On August 9th & 10th of 2014, the Rocky Mountain Goat Alliance rallied the troops for a weekend of volunteering in the Madison Range of southwest Montana. For years, Montana’s mountain goat HD-326 has produced harvest successes below the states target of 80%. As harvest success often relates to mountain goat population size, Montana Fish, Wildlife and Parks worried the population had declined. The area under investigation currently offers six tags every year.
Three teams of Goat Alliance volunteers distributed themselves across the search area for a two day census. The terrain was steep, the temperatures were high, and the goats proved to be few and far between. We took advantage of the district’s towering peaks for optimal glassing. Two full days were spent scouring the landscape for the white ghosts. As the sun set on Sunday afternoon, our three search teams had documented a grand total of 21 mountain goats, a population far smaller than we anticipated.

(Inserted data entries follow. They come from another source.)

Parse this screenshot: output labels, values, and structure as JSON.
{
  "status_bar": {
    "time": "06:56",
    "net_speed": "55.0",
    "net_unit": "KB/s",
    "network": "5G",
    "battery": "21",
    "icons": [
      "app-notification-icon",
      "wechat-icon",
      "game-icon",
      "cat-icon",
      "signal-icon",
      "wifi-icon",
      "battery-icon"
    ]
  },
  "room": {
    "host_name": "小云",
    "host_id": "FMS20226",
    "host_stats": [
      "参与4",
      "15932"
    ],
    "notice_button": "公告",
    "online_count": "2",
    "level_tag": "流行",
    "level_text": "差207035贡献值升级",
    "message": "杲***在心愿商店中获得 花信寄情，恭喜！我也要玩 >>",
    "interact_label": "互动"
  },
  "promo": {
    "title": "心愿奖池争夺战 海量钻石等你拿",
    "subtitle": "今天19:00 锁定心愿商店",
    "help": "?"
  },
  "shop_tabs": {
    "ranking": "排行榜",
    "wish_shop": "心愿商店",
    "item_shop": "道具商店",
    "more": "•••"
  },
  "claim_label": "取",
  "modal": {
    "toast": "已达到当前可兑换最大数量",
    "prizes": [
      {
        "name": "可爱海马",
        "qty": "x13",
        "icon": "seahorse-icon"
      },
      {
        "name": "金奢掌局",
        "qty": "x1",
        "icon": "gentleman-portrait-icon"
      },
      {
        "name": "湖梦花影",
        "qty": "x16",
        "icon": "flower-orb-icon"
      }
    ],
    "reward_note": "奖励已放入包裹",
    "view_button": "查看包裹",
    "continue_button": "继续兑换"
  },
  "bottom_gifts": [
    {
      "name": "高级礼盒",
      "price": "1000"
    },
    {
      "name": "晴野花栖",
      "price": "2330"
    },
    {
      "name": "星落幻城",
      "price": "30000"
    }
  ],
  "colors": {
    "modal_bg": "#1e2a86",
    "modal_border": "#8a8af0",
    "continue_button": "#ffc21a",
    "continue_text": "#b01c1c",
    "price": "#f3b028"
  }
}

The following week, Montana Fish, Wildlife & Parks took to the skies for an aerial, fixed-wing count to follow up our ground based efforts. After a thorough scanning of the district from above, they had only located a dozen animals. Needless to say, the area’s population of mountain goats was far smaller than previously documented in 2009.
The Madison range is divided into six hunting districts that, as a whole, make up a robust and growing population of mountain goats. The range was divided into smaller hunting districts years ago to distribute harvest across a larger area. In an effort to let the resident population of HD-326 grow, Montana Fish, Wildlife & Parks will likely reduce future hunting opportunities in the area. The Goat Alliance is in full support of the removal of hunting licenses and are proud to have been a part of the beginning of this population’s revival.